[Data for review]

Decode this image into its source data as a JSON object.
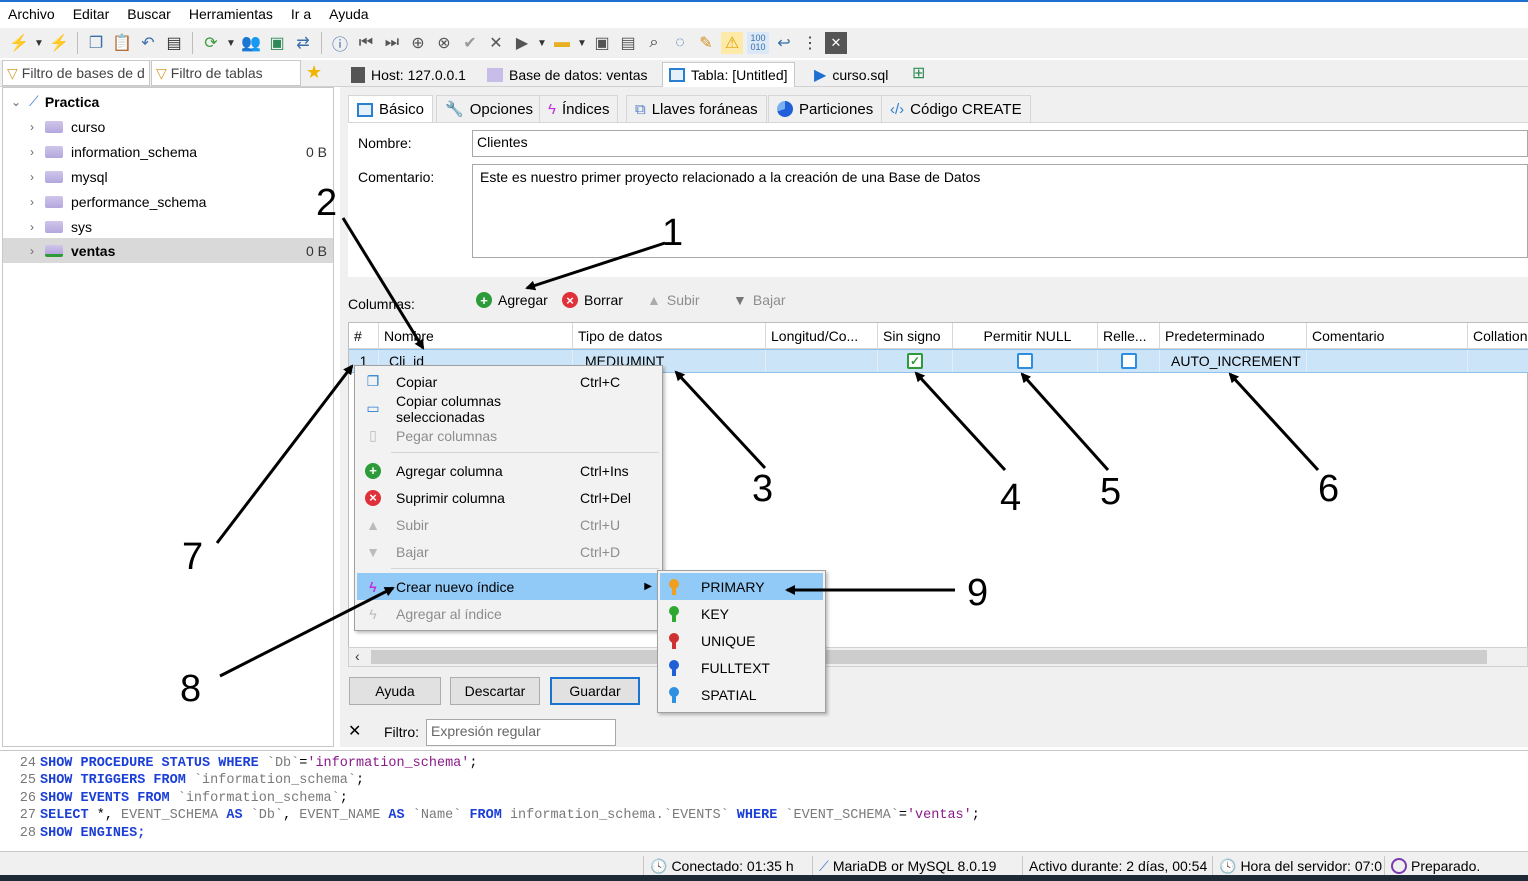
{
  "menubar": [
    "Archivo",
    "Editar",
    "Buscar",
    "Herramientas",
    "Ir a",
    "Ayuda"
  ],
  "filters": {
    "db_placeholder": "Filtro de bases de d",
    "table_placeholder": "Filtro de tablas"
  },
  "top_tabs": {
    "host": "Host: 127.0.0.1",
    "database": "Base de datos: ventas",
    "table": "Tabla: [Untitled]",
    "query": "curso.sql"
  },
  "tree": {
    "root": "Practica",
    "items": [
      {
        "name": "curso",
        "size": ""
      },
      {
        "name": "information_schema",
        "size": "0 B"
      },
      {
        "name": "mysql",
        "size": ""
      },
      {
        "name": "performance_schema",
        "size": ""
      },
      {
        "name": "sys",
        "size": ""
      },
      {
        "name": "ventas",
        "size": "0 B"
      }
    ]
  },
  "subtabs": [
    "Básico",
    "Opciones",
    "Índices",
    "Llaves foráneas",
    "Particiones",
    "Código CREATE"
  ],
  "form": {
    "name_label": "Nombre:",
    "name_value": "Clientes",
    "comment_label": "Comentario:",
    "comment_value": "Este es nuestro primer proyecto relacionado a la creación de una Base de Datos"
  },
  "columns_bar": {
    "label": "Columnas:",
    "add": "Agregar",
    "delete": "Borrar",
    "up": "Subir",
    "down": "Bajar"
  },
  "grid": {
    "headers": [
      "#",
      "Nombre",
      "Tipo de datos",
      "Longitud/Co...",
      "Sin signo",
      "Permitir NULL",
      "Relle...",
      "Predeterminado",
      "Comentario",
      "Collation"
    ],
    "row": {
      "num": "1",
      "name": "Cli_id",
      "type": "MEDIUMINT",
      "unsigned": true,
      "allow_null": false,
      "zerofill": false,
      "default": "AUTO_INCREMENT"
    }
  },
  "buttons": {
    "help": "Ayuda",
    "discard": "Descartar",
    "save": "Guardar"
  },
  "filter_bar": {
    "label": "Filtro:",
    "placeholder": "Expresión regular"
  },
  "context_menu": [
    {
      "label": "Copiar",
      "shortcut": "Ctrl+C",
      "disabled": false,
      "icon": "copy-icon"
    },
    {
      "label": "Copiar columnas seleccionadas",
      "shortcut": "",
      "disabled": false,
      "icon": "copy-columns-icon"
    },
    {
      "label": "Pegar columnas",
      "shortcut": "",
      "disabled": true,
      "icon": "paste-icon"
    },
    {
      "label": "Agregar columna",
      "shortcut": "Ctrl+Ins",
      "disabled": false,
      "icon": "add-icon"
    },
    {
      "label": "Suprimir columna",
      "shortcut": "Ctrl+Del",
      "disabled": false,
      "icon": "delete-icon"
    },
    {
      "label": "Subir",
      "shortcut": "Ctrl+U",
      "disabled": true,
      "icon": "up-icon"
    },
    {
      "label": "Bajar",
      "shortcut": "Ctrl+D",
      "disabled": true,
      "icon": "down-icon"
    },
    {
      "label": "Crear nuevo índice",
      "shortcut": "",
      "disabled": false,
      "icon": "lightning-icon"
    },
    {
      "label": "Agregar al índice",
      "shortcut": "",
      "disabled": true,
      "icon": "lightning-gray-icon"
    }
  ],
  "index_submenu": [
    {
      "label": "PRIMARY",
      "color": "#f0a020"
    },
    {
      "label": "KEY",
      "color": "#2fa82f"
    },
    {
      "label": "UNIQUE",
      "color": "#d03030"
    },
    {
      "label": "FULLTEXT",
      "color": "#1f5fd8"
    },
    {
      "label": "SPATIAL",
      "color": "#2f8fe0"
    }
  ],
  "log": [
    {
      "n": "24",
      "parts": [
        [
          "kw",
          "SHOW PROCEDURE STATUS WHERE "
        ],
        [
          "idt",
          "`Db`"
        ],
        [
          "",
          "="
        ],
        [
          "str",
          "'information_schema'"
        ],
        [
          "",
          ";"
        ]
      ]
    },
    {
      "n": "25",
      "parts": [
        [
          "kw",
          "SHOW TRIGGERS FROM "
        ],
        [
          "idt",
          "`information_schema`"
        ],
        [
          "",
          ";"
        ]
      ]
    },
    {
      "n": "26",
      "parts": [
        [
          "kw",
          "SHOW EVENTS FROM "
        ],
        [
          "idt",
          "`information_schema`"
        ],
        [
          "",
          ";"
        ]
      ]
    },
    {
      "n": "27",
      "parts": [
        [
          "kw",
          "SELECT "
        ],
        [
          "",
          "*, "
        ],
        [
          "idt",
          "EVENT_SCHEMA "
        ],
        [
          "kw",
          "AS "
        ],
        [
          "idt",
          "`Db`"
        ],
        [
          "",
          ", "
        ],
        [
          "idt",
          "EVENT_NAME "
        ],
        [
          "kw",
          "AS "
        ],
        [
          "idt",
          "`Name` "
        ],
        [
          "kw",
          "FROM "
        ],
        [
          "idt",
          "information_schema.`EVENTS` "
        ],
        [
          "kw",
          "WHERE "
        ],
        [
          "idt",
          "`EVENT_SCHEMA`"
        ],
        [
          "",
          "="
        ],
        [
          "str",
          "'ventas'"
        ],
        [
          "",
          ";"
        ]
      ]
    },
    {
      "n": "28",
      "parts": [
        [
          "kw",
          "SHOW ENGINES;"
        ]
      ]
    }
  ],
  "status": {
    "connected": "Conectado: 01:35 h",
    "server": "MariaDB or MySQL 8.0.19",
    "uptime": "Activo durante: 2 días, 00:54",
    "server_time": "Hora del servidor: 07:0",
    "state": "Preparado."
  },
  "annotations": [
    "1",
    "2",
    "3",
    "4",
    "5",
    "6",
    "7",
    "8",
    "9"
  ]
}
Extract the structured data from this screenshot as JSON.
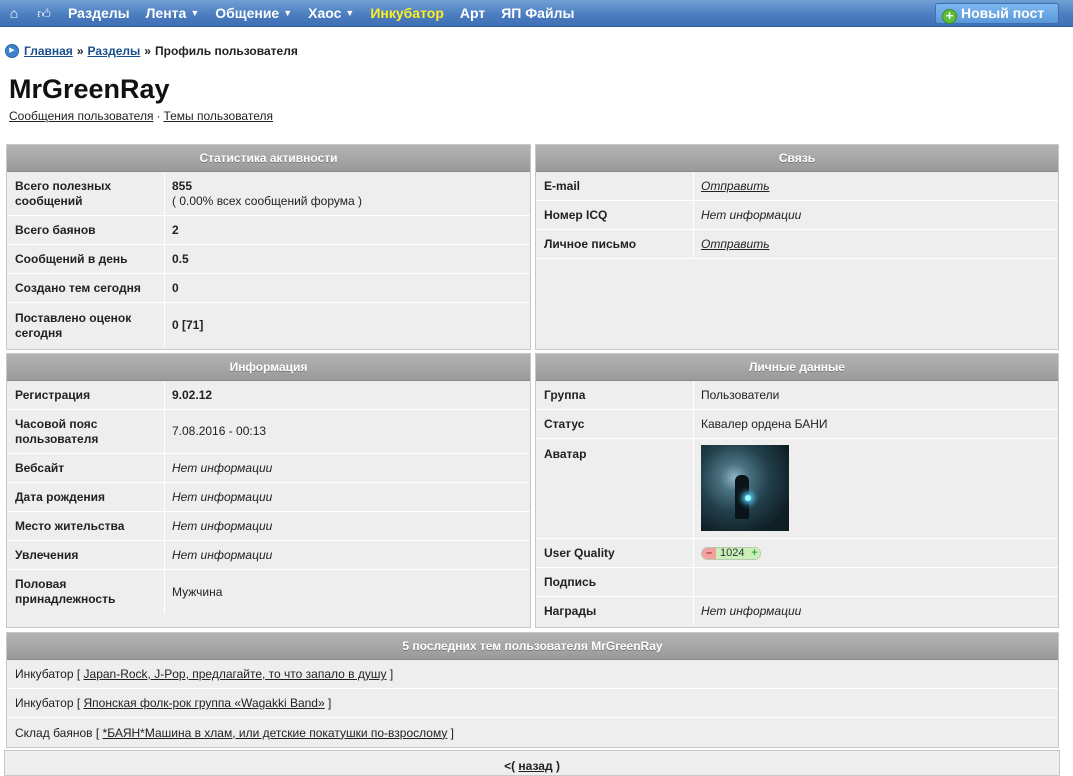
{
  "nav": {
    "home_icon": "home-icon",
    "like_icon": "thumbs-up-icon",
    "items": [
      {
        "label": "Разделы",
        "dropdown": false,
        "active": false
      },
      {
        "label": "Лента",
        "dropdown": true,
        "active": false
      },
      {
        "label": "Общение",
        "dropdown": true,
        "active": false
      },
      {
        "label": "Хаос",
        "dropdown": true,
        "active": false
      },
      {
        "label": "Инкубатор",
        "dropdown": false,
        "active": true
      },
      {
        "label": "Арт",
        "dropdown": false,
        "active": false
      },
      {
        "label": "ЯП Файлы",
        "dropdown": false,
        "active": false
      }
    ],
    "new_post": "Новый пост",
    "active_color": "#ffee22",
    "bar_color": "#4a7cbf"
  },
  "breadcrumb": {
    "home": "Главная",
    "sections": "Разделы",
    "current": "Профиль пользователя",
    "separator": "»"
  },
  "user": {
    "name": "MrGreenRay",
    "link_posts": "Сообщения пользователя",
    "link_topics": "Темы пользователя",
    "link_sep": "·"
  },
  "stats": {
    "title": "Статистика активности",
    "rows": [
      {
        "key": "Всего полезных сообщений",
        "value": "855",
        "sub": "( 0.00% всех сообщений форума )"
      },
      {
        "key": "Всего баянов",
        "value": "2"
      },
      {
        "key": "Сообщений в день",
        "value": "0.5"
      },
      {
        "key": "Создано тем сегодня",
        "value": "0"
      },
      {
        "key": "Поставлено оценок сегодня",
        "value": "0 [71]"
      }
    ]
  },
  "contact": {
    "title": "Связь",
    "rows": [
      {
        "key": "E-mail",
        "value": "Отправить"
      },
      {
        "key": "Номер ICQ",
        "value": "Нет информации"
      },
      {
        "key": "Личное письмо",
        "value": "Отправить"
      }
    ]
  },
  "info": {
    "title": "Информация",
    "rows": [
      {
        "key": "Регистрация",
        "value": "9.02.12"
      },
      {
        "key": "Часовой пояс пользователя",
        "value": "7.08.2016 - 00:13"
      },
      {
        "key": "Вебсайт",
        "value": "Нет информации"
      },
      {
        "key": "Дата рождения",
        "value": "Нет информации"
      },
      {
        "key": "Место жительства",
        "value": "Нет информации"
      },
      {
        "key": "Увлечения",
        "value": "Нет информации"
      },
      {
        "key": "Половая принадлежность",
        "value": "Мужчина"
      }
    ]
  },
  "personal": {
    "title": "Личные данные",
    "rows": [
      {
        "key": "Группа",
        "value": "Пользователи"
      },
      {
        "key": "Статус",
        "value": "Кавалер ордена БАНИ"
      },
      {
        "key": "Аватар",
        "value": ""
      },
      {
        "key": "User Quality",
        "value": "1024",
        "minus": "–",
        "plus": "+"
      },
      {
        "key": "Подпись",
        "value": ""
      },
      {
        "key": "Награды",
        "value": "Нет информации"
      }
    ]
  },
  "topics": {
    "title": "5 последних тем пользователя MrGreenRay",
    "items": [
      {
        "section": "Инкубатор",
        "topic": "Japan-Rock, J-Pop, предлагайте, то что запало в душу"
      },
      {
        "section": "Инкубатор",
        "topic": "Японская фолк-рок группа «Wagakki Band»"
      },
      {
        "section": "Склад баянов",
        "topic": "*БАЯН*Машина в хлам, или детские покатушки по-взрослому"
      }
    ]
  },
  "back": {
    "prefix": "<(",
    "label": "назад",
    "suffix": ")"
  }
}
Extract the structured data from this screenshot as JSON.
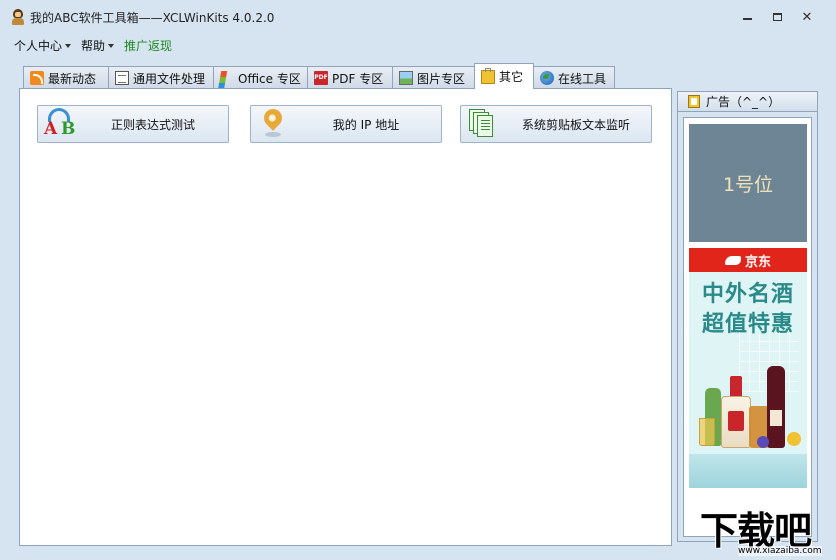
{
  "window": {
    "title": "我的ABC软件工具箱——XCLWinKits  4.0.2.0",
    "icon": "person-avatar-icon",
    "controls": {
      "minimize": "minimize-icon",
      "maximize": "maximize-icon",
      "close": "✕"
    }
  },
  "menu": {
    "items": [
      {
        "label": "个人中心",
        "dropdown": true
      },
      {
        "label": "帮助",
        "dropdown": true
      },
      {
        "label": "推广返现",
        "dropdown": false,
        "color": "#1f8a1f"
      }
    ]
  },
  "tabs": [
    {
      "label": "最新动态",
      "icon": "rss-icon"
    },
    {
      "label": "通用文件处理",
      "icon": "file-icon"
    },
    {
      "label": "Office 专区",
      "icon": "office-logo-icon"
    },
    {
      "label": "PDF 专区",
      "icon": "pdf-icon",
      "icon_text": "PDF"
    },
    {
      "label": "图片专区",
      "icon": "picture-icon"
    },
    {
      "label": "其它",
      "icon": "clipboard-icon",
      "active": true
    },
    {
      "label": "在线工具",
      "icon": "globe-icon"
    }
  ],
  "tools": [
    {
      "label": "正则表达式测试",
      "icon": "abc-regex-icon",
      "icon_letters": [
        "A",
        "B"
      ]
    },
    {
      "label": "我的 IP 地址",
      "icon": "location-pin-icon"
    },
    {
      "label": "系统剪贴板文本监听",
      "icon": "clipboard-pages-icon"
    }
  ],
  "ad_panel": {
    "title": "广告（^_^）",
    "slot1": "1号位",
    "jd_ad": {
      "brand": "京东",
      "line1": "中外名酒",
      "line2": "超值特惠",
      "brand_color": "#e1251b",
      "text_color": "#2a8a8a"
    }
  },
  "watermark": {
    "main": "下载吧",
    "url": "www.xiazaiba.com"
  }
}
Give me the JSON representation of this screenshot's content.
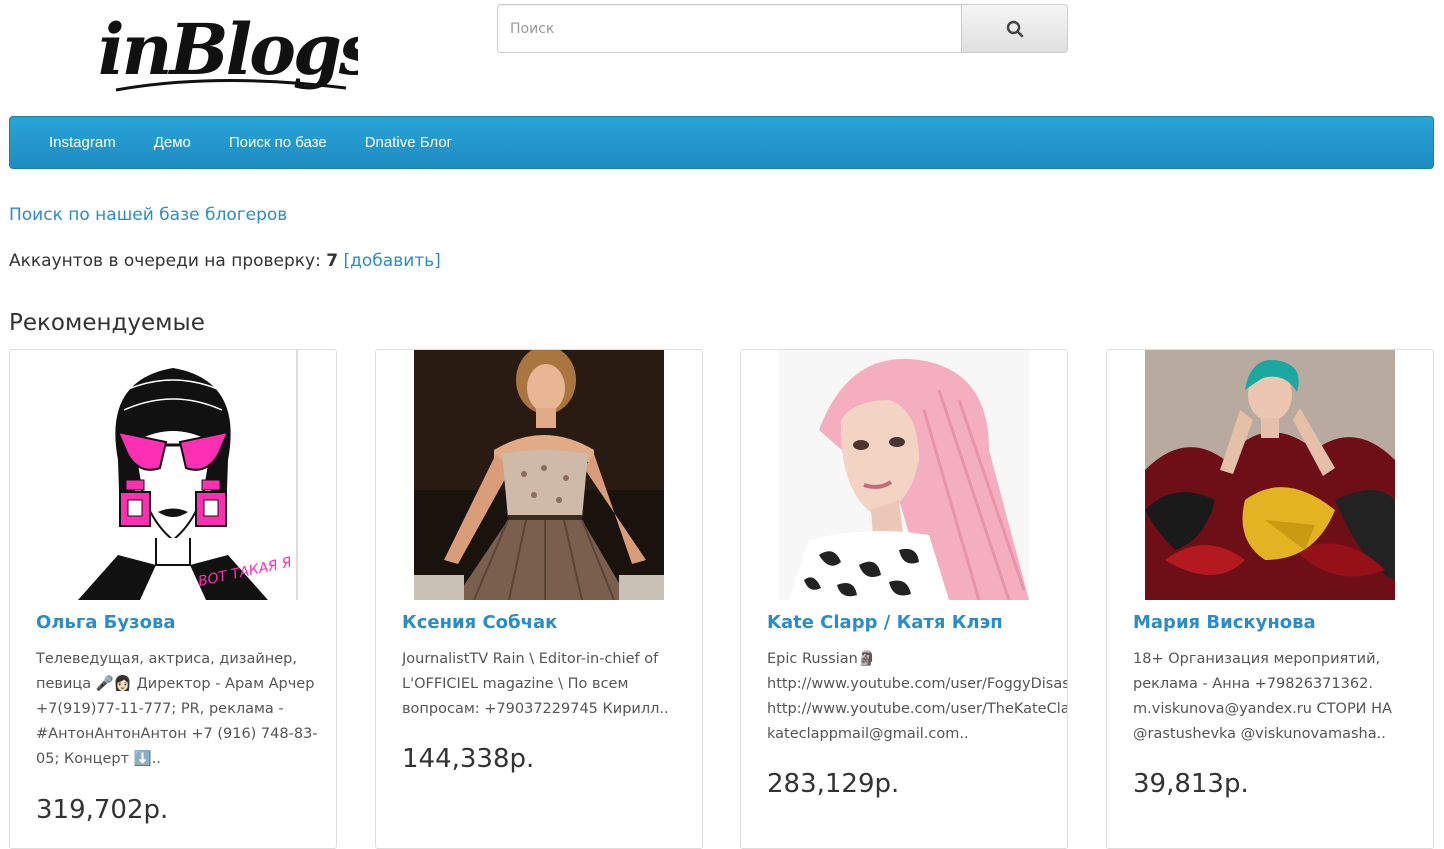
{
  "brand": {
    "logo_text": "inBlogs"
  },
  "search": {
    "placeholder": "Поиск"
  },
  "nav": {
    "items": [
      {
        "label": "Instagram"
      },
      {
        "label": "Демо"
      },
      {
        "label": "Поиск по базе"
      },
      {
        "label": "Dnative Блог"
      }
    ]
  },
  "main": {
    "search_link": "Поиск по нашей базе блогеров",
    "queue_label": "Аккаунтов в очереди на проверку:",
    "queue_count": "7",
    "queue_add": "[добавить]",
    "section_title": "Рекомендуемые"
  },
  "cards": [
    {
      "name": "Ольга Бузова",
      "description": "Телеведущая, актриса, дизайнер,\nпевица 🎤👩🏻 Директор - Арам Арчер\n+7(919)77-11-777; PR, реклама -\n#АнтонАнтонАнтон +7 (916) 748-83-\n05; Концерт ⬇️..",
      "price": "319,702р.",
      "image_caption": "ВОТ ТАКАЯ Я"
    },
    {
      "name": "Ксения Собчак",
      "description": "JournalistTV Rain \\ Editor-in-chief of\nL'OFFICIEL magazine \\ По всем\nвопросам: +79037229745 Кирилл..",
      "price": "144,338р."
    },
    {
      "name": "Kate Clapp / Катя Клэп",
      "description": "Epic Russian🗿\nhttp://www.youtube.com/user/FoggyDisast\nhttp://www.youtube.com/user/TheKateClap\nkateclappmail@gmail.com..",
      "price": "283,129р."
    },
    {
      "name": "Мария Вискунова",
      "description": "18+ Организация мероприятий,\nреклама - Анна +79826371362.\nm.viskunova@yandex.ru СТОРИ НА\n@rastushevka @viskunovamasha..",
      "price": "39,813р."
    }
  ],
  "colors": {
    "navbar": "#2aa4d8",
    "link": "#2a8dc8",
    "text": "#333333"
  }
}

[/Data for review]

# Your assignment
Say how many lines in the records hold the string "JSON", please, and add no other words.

# Answer to this problem
4